┌──

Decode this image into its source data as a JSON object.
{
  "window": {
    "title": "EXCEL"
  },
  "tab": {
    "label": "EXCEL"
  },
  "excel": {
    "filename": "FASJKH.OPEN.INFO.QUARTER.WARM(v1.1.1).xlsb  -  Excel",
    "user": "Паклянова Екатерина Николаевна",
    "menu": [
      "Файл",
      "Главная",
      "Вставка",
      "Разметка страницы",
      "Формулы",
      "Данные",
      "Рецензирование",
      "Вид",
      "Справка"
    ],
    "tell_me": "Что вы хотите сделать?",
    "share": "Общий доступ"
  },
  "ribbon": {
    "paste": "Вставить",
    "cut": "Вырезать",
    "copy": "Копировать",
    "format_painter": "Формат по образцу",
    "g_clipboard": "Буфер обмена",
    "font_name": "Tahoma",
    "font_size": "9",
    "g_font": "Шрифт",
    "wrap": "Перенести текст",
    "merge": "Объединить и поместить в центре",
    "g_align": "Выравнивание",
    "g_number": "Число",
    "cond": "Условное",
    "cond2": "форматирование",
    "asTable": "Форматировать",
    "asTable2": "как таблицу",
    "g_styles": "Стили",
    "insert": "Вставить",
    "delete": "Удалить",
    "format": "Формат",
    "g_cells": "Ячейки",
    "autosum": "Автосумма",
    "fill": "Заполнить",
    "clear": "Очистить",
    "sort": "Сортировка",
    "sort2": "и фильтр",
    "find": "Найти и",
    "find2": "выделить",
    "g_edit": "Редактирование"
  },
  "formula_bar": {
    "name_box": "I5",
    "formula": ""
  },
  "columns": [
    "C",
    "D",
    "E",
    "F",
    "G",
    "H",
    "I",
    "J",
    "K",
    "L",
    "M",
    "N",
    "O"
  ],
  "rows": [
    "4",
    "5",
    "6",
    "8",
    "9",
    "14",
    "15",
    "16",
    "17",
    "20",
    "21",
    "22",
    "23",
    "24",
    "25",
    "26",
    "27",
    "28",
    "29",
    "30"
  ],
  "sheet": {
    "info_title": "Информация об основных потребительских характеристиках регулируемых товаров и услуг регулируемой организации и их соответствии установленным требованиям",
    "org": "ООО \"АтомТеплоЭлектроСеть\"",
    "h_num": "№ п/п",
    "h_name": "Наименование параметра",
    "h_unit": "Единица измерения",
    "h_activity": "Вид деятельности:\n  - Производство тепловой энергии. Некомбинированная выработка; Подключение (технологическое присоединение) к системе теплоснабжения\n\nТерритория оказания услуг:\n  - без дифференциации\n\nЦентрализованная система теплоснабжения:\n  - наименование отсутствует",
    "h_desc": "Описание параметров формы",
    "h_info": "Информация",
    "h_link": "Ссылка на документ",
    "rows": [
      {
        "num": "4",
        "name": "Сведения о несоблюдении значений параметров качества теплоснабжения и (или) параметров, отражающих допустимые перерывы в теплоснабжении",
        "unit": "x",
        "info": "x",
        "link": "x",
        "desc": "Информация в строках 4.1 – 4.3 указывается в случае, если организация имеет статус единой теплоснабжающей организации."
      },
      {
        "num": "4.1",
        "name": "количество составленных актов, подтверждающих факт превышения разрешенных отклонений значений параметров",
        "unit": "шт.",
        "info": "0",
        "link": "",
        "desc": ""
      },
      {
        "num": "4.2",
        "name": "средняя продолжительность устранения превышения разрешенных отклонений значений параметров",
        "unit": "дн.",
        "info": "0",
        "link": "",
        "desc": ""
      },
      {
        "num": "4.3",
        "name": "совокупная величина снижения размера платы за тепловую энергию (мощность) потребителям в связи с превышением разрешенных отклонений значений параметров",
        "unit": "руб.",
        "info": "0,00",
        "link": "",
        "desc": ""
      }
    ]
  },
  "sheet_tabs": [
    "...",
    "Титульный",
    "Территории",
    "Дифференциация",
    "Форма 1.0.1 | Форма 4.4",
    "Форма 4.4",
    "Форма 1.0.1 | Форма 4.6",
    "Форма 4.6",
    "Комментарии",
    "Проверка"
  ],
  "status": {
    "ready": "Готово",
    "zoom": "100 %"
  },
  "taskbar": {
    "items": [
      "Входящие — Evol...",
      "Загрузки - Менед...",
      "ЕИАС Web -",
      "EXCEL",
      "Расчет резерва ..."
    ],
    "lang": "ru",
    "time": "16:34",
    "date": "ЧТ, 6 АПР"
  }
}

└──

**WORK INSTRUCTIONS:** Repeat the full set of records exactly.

**ANSWER SECTION:**
Decode this image into its source data as a JSON object.
{
  "window": {
    "title": "EXCEL"
  },
  "tab": {
    "label": "EXCEL"
  },
  "excel": {
    "filename": "FASJKH.OPEN.INFO.QUARTER.WARM(v1.1.1).xlsb  -  Excel",
    "user": "Паклянова Екатерина Николаевна",
    "menu": [
      "Файл",
      "Главная",
      "Вставка",
      "Разметка страницы",
      "Формулы",
      "Данные",
      "Рецензирование",
      "Вид",
      "Справка"
    ],
    "tell_me": "Что вы хотите сделать?",
    "share": "Общий доступ"
  },
  "ribbon": {
    "paste": "Вставить",
    "cut": "Вырезать",
    "copy": "Копировать",
    "format_painter": "Формат по образцу",
    "g_clipboard": "Буфер обмена",
    "font_name": "Tahoma",
    "font_size": "9",
    "g_font": "Шрифт",
    "wrap": "Перенести текст",
    "merge": "Объединить и поместить в центре",
    "g_align": "Выравнивание",
    "g_number": "Число",
    "cond": "Условное",
    "cond2": "форматирование",
    "asTable": "Форматировать",
    "asTable2": "как таблицу",
    "g_styles": "Стили",
    "insert": "Вставить",
    "delete": "Удалить",
    "format": "Формат",
    "g_cells": "Ячейки",
    "autosum": "Автосумма",
    "fill": "Заполнить",
    "clear": "Очистить",
    "sort": "Сортировка",
    "sort2": "и фильтр",
    "find": "Найти и",
    "find2": "выделить",
    "g_edit": "Редактирование"
  },
  "formula_bar": {
    "name_box": "I5",
    "formula": ""
  },
  "columns": [
    "C",
    "D",
    "E",
    "F",
    "G",
    "H",
    "I",
    "J",
    "K",
    "L",
    "M",
    "N",
    "O"
  ],
  "rows": [
    "4",
    "5",
    "6",
    "8",
    "9",
    "14",
    "15",
    "16",
    "17",
    "20",
    "21",
    "22",
    "23",
    "24",
    "25",
    "26",
    "27",
    "28",
    "29",
    "30"
  ],
  "sheet": {
    "info_title": "Информация об основных потребительских характеристиках регулируемых товаров и услуг регулируемой организации и их соответствии установленным требованиям",
    "org": "ООО \"АтомТеплоЭлектроСеть\"",
    "h_num": "№ п/п",
    "h_name": "Наименование параметра",
    "h_unit": "Единица измерения",
    "h_activity": "Вид деятельности:\n  - Производство тепловой энергии. Некомбинированная выработка; Подключение (технологическое присоединение) к системе теплоснабжения\n\nТерритория оказания услуг:\n  - без дифференциации\n\nЦентрализованная система теплоснабжения:\n  - наименование отсутствует",
    "h_desc": "Описание параметров формы",
    "h_info": "Информация",
    "h_link": "Ссылка на документ",
    "rows": [
      {
        "num": "4",
        "name": "Сведения о несоблюдении значений параметров качества теплоснабжения и (или) параметров, отражающих допустимые перерывы в теплоснабжении",
        "unit": "x",
        "info": "x",
        "link": "x",
        "desc": "Информация в строках 4.1 – 4.3 указывается в случае, если организация имеет статус единой теплоснабжающей организации."
      },
      {
        "num": "4.1",
        "name": "количество составленных актов, подтверждающих факт превышения разрешенных отклонений значений параметров",
        "unit": "шт.",
        "info": "0",
        "link": "",
        "desc": ""
      },
      {
        "num": "4.2",
        "name": "средняя продолжительность устранения превышения разрешенных отклонений значений параметров",
        "unit": "дн.",
        "info": "0",
        "link": "",
        "desc": ""
      },
      {
        "num": "4.3",
        "name": "совокупная величина снижения размера платы за тепловую энергию (мощность) потребителям в связи с превышением разрешенных отклонений значений параметров",
        "unit": "руб.",
        "info": "0,00",
        "link": "",
        "desc": ""
      }
    ]
  },
  "sheet_tabs": [
    "...",
    "Титульный",
    "Территории",
    "Дифференциация",
    "Форма 1.0.1 | Форма 4.4",
    "Форма 4.4",
    "Форма 1.0.1 | Форма 4.6",
    "Форма 4.6",
    "Комментарии",
    "Проверка"
  ],
  "status": {
    "ready": "Готово",
    "zoom": "100 %"
  },
  "taskbar": {
    "items": [
      "Входящие — Evol...",
      "Загрузки - Менед...",
      "ЕИАС Web -",
      "EXCEL",
      "Расчет резерва ..."
    ],
    "lang": "ru",
    "time": "16:34",
    "date": "ЧТ, 6 АПР"
  }
}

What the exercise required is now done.